AIDS: Living in the Shadows


AIDS: Living in the Shadows
Senior Executive Producer: Beth Mendelson; Host: Musician Elton John
Voice of America (VOA)

Reviewed by Sally Hessney


It is hard to avoid hyperbole when talking about the tremendous strides made in the prevention and treatment of HIV/AIDS. It is equally difficult to tamp down the upsurge of hope one feels at the prospect of a medical breakthrough in AIDS research leading to a cure. Notwithstanding these auspicious developments, a Voice of America documentary titled AIDS: Living in the Shadows, which premiered at the XX International AIDS Conference in Melbourne, Australia, illustrates that the stigma associated with the disease is one of the biggest impediments to bringing about an end to the global AIDS pandemic. Shame keeps people from getting tested and from seeking antiretroviral therapy. It stands in the way of safe-sex practices and the elimination of mother-to-child transmission of HIV. It prevents people from receiving the counseling, care, and support they need.

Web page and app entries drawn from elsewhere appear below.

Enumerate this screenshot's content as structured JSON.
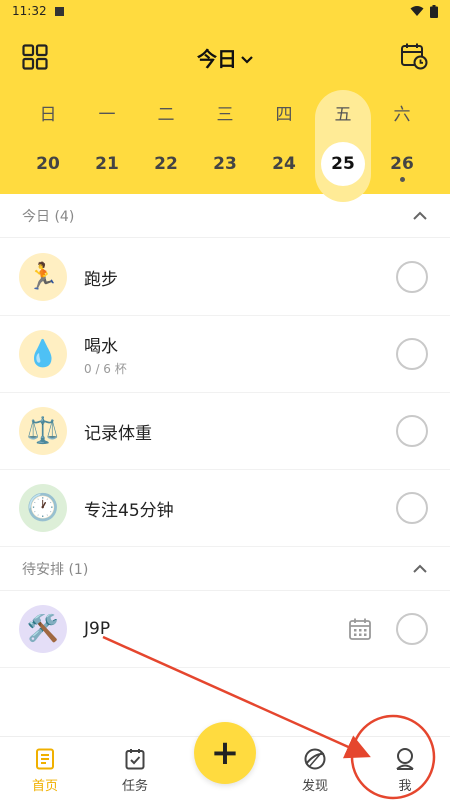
{
  "status_bar": {
    "time": "11:32"
  },
  "header": {
    "title": "今日"
  },
  "week": [
    {
      "weekday": "日",
      "date": "20",
      "selected": false,
      "has_dot": false
    },
    {
      "weekday": "一",
      "date": "21",
      "selected": false,
      "has_dot": false
    },
    {
      "weekday": "二",
      "date": "22",
      "selected": false,
      "has_dot": false
    },
    {
      "weekday": "三",
      "date": "23",
      "selected": false,
      "has_dot": false
    },
    {
      "weekday": "四",
      "date": "24",
      "selected": false,
      "has_dot": false
    },
    {
      "weekday": "五",
      "date": "25",
      "selected": true,
      "has_dot": false
    },
    {
      "weekday": "六",
      "date": "26",
      "selected": false,
      "has_dot": true
    }
  ],
  "today_section": {
    "label": "今日 (4)"
  },
  "tasks": [
    {
      "name": "跑步",
      "sub": "",
      "emoji": "🏃",
      "bg": "#FFEFC2"
    },
    {
      "name": "喝水",
      "sub": "0 / 6 杯",
      "emoji": "💧",
      "bg": "#FFEFC2"
    },
    {
      "name": "记录体重",
      "sub": "",
      "emoji": "⚖️",
      "bg": "#FFEFC2"
    },
    {
      "name": "专注45分钟",
      "sub": "",
      "emoji": "🕐",
      "bg": "#DDEFD8"
    }
  ],
  "pending_section": {
    "label": "待安排 (1)"
  },
  "pending_tasks": [
    {
      "name": "J9P",
      "emoji": "🛠️",
      "bg": "#E4DEF7"
    }
  ],
  "bottom_nav": {
    "home": "首页",
    "tasks": "任务",
    "add": "+",
    "discover": "发现",
    "me": "我"
  },
  "colors": {
    "accent": "#FFDB3F",
    "active_nav": "#F0B000",
    "annotation": "#E5462E"
  }
}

Hosted by musician and AIDS activist Elton John, the documentary presents the powerful stories of individuals from around the world. The people in the documentary face abuse, humiliation, and ostracism as a result of testing positive for HIV. They are the victims of discrimination and hate crimes. A young Haitian woman named Venise Louis recounts how she ended up in an orphanage after being shunned by her family. Uch Navy, a Cambodian woman who contracted HIV from her late husband, talks about resisting the urge to commit suicide. Nigerian activist Ifeanyi Orazulike runs the risk of imprisonment for delivering health information to sexual minorities. The documentary explains how American evangelicals have spread hatred, fear, and disinformation in sub-Saharan Africa, promoting the criminalization of homosexuality in countries where anti-gay legislation makes it difficult for vulnerable people to access treatment for fear of persecution. All of the individuals in the documentary persevere in spite of the personal and political obstacles they face. Most of them are not only surviving, they’re thriving—serving as activists, advocates, role models, and mentors in their communities. They make it abundantly clear that the stigma associated with HIV/AIDS undercuts all of the recent advances made in medical science and must be eradicated.

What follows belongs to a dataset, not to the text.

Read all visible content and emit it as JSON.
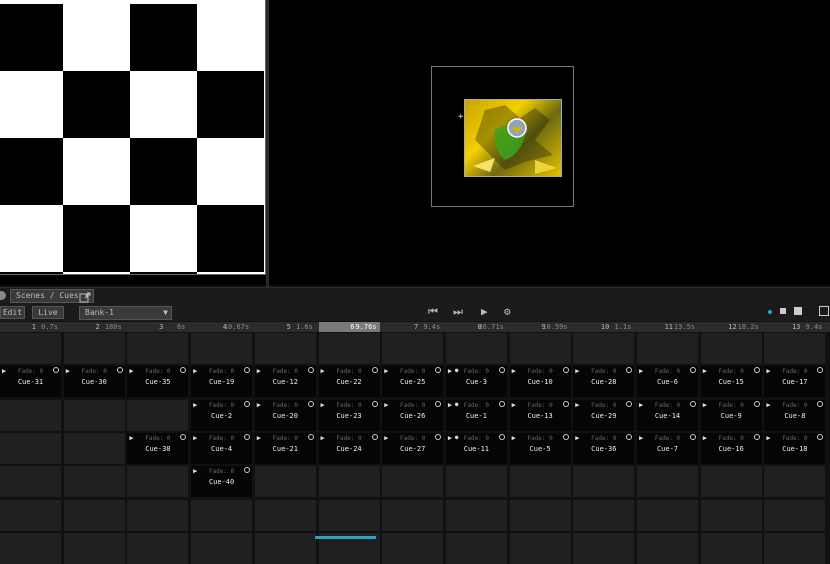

AIDS: Living in the Shadows can be viewed at the Voice of America (VOA) website (

Sally Hessney is an editor at a television listings company in Queensbury, NY.